▸ TASK TO CARRY OUT
Return the records in full, with every character preserved.

▸ EXTRACTED DATA

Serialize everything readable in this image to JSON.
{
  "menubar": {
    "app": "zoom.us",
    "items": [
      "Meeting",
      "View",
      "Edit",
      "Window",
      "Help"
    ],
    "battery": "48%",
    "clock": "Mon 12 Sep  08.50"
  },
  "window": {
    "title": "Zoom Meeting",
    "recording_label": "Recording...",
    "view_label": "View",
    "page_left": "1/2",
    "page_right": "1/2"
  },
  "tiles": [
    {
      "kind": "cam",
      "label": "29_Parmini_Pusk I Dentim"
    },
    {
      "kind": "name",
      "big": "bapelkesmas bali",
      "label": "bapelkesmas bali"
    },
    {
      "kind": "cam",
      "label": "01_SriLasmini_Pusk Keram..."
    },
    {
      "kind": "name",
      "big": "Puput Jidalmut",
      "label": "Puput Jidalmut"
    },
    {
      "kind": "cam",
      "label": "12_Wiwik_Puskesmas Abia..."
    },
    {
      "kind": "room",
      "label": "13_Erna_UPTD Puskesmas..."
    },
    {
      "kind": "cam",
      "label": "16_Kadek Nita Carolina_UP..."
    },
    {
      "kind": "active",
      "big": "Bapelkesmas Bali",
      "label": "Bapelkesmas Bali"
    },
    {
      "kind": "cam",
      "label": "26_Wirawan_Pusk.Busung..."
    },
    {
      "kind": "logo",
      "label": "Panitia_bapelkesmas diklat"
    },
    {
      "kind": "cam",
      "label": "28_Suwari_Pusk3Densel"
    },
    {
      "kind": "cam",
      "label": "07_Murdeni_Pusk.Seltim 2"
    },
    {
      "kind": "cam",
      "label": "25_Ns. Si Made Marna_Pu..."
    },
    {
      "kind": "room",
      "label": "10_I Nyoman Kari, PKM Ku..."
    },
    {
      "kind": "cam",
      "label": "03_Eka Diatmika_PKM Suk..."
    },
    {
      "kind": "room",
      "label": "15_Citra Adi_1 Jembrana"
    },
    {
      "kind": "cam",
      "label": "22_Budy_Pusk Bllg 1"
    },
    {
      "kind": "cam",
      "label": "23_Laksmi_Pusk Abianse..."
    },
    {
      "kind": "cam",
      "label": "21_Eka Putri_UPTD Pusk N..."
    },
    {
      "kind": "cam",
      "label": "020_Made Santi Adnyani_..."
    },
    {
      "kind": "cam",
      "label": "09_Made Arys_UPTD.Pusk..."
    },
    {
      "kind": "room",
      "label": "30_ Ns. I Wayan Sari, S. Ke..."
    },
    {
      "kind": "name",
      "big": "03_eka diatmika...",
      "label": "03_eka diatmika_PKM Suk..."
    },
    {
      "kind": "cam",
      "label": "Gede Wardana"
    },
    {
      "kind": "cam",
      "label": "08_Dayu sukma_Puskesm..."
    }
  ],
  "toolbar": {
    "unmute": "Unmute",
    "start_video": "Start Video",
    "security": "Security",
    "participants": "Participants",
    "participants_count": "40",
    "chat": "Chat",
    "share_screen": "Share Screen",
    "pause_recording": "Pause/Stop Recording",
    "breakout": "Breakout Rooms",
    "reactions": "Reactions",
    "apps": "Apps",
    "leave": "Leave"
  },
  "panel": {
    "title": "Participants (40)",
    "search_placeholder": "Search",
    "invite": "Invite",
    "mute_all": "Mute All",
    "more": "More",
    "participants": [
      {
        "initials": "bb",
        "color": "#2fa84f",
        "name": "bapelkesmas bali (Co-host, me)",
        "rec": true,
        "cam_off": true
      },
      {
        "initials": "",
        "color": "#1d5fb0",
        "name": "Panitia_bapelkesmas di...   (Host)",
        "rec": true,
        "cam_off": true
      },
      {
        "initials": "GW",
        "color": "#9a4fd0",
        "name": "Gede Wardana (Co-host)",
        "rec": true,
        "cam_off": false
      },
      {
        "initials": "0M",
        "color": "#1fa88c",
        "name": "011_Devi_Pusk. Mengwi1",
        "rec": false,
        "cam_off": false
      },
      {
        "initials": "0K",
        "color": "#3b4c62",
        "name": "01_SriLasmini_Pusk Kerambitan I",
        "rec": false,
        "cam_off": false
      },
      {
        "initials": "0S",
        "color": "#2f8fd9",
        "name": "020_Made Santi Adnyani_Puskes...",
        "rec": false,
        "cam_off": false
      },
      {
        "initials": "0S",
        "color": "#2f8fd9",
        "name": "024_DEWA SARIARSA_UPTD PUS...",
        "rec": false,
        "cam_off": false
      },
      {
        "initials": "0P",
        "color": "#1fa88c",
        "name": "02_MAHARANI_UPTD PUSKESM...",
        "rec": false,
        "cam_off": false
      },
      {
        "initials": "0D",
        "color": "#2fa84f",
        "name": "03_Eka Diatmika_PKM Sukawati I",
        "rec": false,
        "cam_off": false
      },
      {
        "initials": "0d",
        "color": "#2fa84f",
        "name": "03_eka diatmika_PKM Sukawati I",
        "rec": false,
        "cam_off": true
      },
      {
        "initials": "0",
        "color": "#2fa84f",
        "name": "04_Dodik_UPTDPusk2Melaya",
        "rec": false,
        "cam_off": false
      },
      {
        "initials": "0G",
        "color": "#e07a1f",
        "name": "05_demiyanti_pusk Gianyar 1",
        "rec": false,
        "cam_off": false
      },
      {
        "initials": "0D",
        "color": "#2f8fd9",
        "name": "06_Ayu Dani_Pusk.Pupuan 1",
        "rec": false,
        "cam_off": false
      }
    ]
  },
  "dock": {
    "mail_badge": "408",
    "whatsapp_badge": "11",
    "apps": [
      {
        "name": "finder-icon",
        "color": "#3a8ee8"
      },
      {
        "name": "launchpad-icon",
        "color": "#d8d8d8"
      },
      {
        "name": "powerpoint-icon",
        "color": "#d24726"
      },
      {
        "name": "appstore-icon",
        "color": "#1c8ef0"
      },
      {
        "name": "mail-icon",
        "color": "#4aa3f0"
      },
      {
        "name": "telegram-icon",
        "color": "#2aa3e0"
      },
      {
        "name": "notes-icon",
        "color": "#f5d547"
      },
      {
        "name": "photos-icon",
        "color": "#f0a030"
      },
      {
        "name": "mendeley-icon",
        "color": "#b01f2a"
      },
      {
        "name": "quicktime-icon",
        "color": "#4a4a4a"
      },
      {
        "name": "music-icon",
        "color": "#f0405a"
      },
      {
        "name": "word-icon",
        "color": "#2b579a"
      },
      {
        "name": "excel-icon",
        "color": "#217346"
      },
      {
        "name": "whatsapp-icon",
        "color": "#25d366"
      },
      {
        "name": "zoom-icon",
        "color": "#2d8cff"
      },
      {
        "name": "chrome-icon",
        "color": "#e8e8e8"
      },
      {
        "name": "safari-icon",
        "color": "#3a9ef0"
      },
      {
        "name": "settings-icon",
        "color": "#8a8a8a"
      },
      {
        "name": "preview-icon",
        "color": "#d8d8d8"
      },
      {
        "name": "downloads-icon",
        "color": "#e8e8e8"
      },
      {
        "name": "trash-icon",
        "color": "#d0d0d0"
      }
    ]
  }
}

▸ TASK RESULT
Serialize everything readable in this image to JSON.
{
  "menubar": {
    "app": "zoom.us",
    "items": [
      "Meeting",
      "View",
      "Edit",
      "Window",
      "Help"
    ],
    "battery": "48%",
    "clock": "Mon 12 Sep  08.50"
  },
  "window": {
    "title": "Zoom Meeting",
    "recording_label": "Recording...",
    "view_label": "View",
    "page_left": "1/2",
    "page_right": "1/2"
  },
  "tiles": [
    {
      "kind": "cam",
      "label": "29_Parmini_Pusk I Dentim"
    },
    {
      "kind": "name",
      "big": "bapelkesmas bali",
      "label": "bapelkesmas bali"
    },
    {
      "kind": "cam",
      "label": "01_SriLasmini_Pusk Keram..."
    },
    {
      "kind": "name",
      "big": "Puput Jidalmut",
      "label": "Puput Jidalmut"
    },
    {
      "kind": "cam",
      "label": "12_Wiwik_Puskesmas Abia..."
    },
    {
      "kind": "room",
      "label": "13_Erna_UPTD Puskesmas..."
    },
    {
      "kind": "cam",
      "label": "16_Kadek Nita Carolina_UP..."
    },
    {
      "kind": "active",
      "big": "Bapelkesmas Bali",
      "label": "Bapelkesmas Bali"
    },
    {
      "kind": "cam",
      "label": "26_Wirawan_Pusk.Busung..."
    },
    {
      "kind": "logo",
      "label": "Panitia_bapelkesmas diklat"
    },
    {
      "kind": "cam",
      "label": "28_Suwari_Pusk3Densel"
    },
    {
      "kind": "cam",
      "label": "07_Murdeni_Pusk.Seltim 2"
    },
    {
      "kind": "cam",
      "label": "25_Ns. Si Made Marna_Pu..."
    },
    {
      "kind": "room",
      "label": "10_I Nyoman Kari, PKM Ku..."
    },
    {
      "kind": "cam",
      "label": "03_Eka Diatmika_PKM Suk..."
    },
    {
      "kind": "room",
      "label": "15_Citra Adi_1 Jembrana"
    },
    {
      "kind": "cam",
      "label": "22_Budy_Pusk Bllg 1"
    },
    {
      "kind": "cam",
      "label": "23_Laksmi_Pusk Abianse..."
    },
    {
      "kind": "cam",
      "label": "21_Eka Putri_UPTD Pusk N..."
    },
    {
      "kind": "cam",
      "label": "020_Made Santi Adnyani_..."
    },
    {
      "kind": "cam",
      "label": "09_Made Arys_UPTD.Pusk..."
    },
    {
      "kind": "room",
      "label": "30_ Ns. I Wayan Sari, S. Ke..."
    },
    {
      "kind": "name",
      "big": "03_eka diatmika...",
      "label": "03_eka diatmika_PKM Suk..."
    },
    {
      "kind": "cam",
      "label": "Gede Wardana"
    },
    {
      "kind": "cam",
      "label": "08_Dayu sukma_Puskesm..."
    }
  ],
  "toolbar": {
    "unmute": "Unmute",
    "start_video": "Start Video",
    "security": "Security",
    "participants": "Participants",
    "participants_count": "40",
    "chat": "Chat",
    "share_screen": "Share Screen",
    "pause_recording": "Pause/Stop Recording",
    "breakout": "Breakout Rooms",
    "reactions": "Reactions",
    "apps": "Apps",
    "leave": "Leave"
  },
  "panel": {
    "title": "Participants (40)",
    "search_placeholder": "Search",
    "invite": "Invite",
    "mute_all": "Mute All",
    "more": "More",
    "participants": [
      {
        "initials": "bb",
        "color": "#2fa84f",
        "name": "bapelkesmas bali (Co-host, me)",
        "rec": true,
        "cam_off": true
      },
      {
        "initials": "",
        "color": "#1d5fb0",
        "name": "Panitia_bapelkesmas di...   (Host)",
        "rec": true,
        "cam_off": true
      },
      {
        "initials": "GW",
        "color": "#9a4fd0",
        "name": "Gede Wardana (Co-host)",
        "rec": true,
        "cam_off": false
      },
      {
        "initials": "0M",
        "color": "#1fa88c",
        "name": "011_Devi_Pusk. Mengwi1",
        "rec": false,
        "cam_off": false
      },
      {
        "initials": "0K",
        "color": "#3b4c62",
        "name": "01_SriLasmini_Pusk Kerambitan I",
        "rec": false,
        "cam_off": false
      },
      {
        "initials": "0S",
        "color": "#2f8fd9",
        "name": "020_Made Santi Adnyani_Puskes...",
        "rec": false,
        "cam_off": false
      },
      {
        "initials": "0S",
        "color": "#2f8fd9",
        "name": "024_DEWA SARIARSA_UPTD PUS...",
        "rec": false,
        "cam_off": false
      },
      {
        "initials": "0P",
        "color": "#1fa88c",
        "name": "02_MAHARANI_UPTD PUSKESM...",
        "rec": false,
        "cam_off": false
      },
      {
        "initials": "0D",
        "color": "#2fa84f",
        "name": "03_Eka Diatmika_PKM Sukawati I",
        "rec": false,
        "cam_off": false
      },
      {
        "initials": "0d",
        "color": "#2fa84f",
        "name": "03_eka diatmika_PKM Sukawati I",
        "rec": false,
        "cam_off": true
      },
      {
        "initials": "0",
        "color": "#2fa84f",
        "name": "04_Dodik_UPTDPusk2Melaya",
        "rec": false,
        "cam_off": false
      },
      {
        "initials": "0G",
        "color": "#e07a1f",
        "name": "05_demiyanti_pusk Gianyar 1",
        "rec": false,
        "cam_off": false
      },
      {
        "initials": "0D",
        "color": "#2f8fd9",
        "name": "06_Ayu Dani_Pusk.Pupuan 1",
        "rec": false,
        "cam_off": false
      }
    ]
  },
  "dock": {
    "mail_badge": "408",
    "whatsapp_badge": "11",
    "apps": [
      {
        "name": "finder-icon",
        "color": "#3a8ee8"
      },
      {
        "name": "launchpad-icon",
        "color": "#d8d8d8"
      },
      {
        "name": "powerpoint-icon",
        "color": "#d24726"
      },
      {
        "name": "appstore-icon",
        "color": "#1c8ef0"
      },
      {
        "name": "mail-icon",
        "color": "#4aa3f0"
      },
      {
        "name": "telegram-icon",
        "color": "#2aa3e0"
      },
      {
        "name": "notes-icon",
        "color": "#f5d547"
      },
      {
        "name": "photos-icon",
        "color": "#f0a030"
      },
      {
        "name": "mendeley-icon",
        "color": "#b01f2a"
      },
      {
        "name": "quicktime-icon",
        "color": "#4a4a4a"
      },
      {
        "name": "music-icon",
        "color": "#f0405a"
      },
      {
        "name": "word-icon",
        "color": "#2b579a"
      },
      {
        "name": "excel-icon",
        "color": "#217346"
      },
      {
        "name": "whatsapp-icon",
        "color": "#25d366"
      },
      {
        "name": "zoom-icon",
        "color": "#2d8cff"
      },
      {
        "name": "chrome-icon",
        "color": "#e8e8e8"
      },
      {
        "name": "safari-icon",
        "color": "#3a9ef0"
      },
      {
        "name": "settings-icon",
        "color": "#8a8a8a"
      },
      {
        "name": "preview-icon",
        "color": "#d8d8d8"
      },
      {
        "name": "downloads-icon",
        "color": "#e8e8e8"
      },
      {
        "name": "trash-icon",
        "color": "#d0d0d0"
      }
    ]
  }
}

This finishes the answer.